Joe Scarborough's televised debate with Paul Krugman and especially Scarborough's follow-up in Politico is a home run in terms of unintentional comedy. Krugman, as regular readers of his will know, thinks the Beltway conventional wisdom massively overstates the present-day significance of long-term debt and deficit worries. Scarborough refutes this by saying that everyone he has regularly on his show — from Admiral Mike Mullen to veteran diplomat Richard Haas to rich banker Steve Rattner even including his own more liberal co-host Mika Brzezinski — thinks Krugman is wrong.
And it's totally true that by media rules, this is a consensus. Scarborough is a Republican who's reasonable enough to play host on a network with a mostly liberal audience. Brzezinski is a Democrat. Rattner is a Democrat and a businessman who's been tapped for public service. Haas is a moderate Republican. Mullen is, like most successful flag officers, a very prestigious guy in a country where the military is the most widely respected organization and most elites haven't served in uniform.

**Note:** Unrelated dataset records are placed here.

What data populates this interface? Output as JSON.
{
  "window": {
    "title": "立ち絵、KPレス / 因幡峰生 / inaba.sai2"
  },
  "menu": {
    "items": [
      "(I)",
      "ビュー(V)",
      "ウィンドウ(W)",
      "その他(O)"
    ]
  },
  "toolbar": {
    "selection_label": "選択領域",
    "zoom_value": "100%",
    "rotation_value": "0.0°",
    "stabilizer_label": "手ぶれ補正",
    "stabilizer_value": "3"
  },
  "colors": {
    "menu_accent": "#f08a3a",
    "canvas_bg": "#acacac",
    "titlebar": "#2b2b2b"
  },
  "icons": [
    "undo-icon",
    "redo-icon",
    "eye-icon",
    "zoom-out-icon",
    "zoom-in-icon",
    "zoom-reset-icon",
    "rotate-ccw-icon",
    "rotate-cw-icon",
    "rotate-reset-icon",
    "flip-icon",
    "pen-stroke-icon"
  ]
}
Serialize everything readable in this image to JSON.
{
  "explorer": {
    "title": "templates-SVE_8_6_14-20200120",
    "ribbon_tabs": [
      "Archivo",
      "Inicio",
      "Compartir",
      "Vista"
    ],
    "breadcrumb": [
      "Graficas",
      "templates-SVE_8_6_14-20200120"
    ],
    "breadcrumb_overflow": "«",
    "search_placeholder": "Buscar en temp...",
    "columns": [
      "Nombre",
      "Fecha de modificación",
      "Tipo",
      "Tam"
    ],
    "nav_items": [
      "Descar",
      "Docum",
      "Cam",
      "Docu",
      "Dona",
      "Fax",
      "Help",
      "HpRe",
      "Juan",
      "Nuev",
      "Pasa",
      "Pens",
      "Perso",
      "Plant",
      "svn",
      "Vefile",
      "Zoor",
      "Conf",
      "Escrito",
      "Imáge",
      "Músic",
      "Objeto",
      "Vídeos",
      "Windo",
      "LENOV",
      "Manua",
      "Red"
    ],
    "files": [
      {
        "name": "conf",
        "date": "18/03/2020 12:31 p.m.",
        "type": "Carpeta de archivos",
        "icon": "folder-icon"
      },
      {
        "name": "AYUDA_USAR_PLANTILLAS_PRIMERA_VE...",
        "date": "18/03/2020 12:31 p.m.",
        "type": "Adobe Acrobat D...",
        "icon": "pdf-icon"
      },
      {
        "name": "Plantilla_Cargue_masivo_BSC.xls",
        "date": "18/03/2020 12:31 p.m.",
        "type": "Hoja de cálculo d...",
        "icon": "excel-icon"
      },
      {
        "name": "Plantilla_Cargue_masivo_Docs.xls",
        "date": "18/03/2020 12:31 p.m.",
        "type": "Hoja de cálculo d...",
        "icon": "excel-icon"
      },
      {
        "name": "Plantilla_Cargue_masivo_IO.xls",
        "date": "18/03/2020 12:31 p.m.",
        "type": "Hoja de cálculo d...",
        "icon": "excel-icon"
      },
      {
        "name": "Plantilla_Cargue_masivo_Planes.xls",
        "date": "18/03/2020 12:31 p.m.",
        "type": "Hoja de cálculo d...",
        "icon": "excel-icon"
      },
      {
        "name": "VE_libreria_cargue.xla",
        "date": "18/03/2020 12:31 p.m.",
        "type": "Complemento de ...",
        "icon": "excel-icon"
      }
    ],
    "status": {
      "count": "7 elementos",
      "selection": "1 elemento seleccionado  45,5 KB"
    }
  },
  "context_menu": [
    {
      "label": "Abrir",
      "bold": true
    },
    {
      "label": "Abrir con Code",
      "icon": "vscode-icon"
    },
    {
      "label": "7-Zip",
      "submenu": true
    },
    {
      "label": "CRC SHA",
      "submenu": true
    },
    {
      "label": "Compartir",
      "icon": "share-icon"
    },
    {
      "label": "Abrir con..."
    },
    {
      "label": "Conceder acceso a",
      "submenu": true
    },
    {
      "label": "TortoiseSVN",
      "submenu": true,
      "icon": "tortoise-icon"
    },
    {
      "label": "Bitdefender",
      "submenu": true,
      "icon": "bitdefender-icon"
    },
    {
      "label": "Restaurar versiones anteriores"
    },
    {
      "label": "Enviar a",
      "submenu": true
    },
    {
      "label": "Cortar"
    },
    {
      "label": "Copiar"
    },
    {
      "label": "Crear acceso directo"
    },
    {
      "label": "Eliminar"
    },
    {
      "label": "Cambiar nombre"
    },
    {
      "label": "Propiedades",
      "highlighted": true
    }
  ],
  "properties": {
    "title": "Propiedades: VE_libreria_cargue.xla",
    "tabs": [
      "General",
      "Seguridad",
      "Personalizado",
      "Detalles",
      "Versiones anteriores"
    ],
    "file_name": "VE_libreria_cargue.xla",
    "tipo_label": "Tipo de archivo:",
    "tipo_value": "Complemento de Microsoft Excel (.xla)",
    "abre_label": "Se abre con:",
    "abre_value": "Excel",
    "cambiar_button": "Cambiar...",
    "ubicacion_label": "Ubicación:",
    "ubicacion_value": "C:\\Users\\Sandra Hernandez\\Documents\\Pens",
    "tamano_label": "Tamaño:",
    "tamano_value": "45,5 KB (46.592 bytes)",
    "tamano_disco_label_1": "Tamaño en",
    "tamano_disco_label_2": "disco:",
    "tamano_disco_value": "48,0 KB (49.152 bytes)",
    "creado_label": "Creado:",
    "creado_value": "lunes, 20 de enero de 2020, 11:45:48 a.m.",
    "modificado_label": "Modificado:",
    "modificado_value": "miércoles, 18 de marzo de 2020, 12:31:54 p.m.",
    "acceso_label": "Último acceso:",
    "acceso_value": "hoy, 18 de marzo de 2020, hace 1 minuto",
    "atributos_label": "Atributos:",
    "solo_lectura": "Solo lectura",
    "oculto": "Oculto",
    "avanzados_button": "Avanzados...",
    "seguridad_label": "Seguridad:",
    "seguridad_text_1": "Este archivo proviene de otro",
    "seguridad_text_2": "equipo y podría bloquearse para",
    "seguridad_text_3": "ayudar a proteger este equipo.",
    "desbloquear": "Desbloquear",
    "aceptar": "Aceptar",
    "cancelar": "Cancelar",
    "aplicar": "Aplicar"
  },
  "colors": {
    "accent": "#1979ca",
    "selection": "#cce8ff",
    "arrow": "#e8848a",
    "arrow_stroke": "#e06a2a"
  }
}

But of course this is simply what Krugman is saying, namely that there's a very broad and deep consensus among political elites that debt and deficits are a big deal, but it's not grounded in any particular economic insight or theory.